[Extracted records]
<<<<

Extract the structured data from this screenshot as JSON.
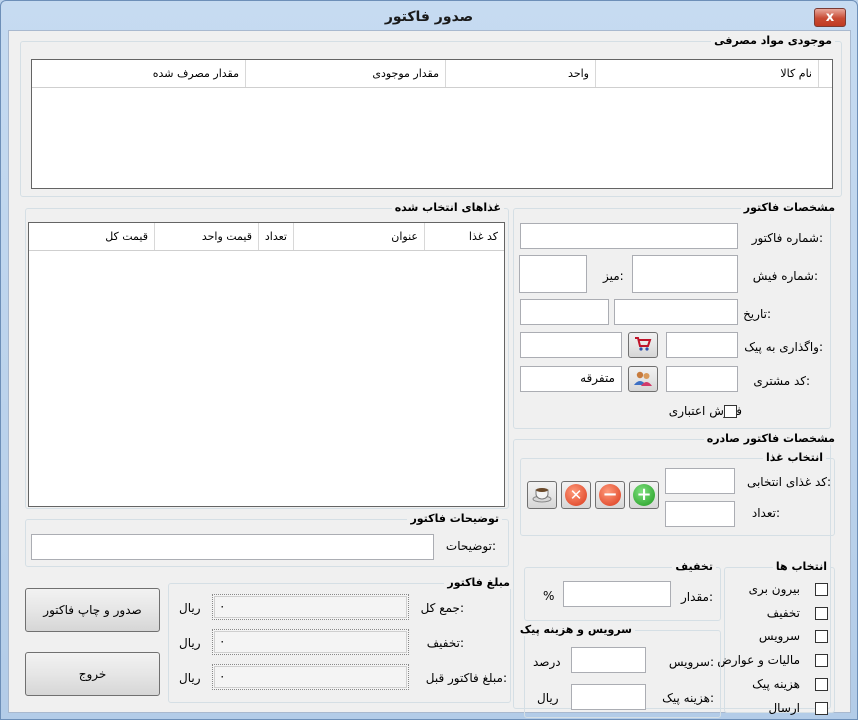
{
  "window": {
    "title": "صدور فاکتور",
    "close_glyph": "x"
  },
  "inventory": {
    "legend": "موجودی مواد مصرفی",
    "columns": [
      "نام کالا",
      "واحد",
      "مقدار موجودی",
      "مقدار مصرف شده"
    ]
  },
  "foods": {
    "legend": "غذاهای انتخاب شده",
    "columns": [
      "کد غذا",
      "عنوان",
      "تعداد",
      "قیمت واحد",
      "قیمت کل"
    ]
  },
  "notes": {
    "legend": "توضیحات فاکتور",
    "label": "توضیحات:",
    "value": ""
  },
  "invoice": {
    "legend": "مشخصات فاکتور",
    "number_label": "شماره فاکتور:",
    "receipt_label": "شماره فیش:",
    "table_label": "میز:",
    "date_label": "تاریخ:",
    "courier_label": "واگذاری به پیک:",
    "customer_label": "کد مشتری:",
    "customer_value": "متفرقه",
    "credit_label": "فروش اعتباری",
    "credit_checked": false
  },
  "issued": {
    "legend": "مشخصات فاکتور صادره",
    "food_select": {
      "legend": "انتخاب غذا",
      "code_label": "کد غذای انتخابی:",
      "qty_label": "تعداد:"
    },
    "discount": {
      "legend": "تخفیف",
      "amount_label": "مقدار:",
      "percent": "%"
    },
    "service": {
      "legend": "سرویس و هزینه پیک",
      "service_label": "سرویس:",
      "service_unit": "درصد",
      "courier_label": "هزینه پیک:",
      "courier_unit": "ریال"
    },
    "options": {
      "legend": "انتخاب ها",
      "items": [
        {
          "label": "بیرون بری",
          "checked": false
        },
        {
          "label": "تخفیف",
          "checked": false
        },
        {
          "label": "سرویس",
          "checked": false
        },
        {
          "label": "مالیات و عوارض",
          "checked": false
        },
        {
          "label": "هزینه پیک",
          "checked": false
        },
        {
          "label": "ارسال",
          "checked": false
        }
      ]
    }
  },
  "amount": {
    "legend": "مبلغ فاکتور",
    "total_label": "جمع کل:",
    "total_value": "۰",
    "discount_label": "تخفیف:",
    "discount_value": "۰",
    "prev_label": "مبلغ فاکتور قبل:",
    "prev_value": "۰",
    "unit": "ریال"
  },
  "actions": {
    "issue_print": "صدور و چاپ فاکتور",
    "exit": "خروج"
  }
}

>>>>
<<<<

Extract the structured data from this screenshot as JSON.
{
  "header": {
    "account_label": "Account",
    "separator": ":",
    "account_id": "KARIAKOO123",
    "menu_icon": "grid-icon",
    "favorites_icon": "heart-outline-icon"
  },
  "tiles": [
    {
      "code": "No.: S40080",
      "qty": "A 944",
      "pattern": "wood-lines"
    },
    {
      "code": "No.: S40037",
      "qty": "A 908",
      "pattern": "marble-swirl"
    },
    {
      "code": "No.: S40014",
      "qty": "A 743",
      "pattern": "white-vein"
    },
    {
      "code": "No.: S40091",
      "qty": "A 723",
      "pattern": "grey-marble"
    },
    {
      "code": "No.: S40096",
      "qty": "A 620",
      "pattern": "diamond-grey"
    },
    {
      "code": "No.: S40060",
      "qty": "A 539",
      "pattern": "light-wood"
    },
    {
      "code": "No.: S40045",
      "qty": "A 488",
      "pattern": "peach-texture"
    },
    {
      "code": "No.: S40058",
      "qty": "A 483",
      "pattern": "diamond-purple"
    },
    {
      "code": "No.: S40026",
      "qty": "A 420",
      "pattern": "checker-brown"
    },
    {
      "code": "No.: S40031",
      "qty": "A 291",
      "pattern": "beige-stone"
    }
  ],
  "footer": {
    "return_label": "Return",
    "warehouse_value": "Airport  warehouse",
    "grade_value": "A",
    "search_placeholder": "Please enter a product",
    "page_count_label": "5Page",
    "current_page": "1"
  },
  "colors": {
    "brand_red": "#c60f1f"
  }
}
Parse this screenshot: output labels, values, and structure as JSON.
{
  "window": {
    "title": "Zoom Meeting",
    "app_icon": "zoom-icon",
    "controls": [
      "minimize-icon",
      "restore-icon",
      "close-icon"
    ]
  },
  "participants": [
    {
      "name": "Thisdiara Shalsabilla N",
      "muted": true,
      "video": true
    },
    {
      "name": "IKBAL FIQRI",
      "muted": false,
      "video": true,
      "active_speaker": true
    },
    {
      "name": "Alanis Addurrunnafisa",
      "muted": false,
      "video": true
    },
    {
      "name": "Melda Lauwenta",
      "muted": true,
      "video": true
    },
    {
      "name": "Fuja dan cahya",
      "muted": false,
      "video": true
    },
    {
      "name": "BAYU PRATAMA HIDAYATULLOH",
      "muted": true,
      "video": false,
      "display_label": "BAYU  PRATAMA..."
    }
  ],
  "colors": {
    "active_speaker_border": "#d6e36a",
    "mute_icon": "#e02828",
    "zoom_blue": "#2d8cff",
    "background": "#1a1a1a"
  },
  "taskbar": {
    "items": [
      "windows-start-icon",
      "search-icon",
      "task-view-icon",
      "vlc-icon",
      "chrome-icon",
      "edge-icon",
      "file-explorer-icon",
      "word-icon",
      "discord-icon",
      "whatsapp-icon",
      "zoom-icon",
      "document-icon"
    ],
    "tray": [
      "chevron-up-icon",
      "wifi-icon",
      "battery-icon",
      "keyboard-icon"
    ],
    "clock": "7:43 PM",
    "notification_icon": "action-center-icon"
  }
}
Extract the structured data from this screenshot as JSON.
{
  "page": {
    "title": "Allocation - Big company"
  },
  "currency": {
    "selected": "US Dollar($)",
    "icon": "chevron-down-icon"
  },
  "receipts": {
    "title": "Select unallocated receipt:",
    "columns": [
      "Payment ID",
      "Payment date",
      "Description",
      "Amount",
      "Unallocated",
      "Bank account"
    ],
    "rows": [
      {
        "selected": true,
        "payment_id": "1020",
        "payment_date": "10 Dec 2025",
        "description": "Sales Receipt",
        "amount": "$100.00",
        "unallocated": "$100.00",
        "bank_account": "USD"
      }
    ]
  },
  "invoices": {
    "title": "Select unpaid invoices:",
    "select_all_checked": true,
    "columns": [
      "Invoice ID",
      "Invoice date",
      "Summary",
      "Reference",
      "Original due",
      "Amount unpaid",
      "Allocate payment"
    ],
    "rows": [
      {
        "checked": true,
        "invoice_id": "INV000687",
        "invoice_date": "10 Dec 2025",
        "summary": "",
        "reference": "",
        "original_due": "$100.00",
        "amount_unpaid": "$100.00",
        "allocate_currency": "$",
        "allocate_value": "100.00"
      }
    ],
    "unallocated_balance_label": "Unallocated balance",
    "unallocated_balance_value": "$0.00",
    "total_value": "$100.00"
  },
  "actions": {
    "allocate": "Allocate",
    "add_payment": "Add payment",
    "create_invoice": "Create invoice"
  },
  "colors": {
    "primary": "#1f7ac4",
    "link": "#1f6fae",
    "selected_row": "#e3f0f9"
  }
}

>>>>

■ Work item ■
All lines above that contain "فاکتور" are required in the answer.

■ Problem solution ■
    "title": "صدور فاکتور",
    "legend": "توضیحات فاکتور",
    "legend": "مشخصات فاکتور",
    "number_label": "شماره فاکتور:",
    "legend": "مشخصات فاکتور صادره",
    "legend": "مبلغ فاکتور",
    "prev_label": "مبلغ فاکتور قبل:",
    "issue_print": "صدور و چاپ فاکتور",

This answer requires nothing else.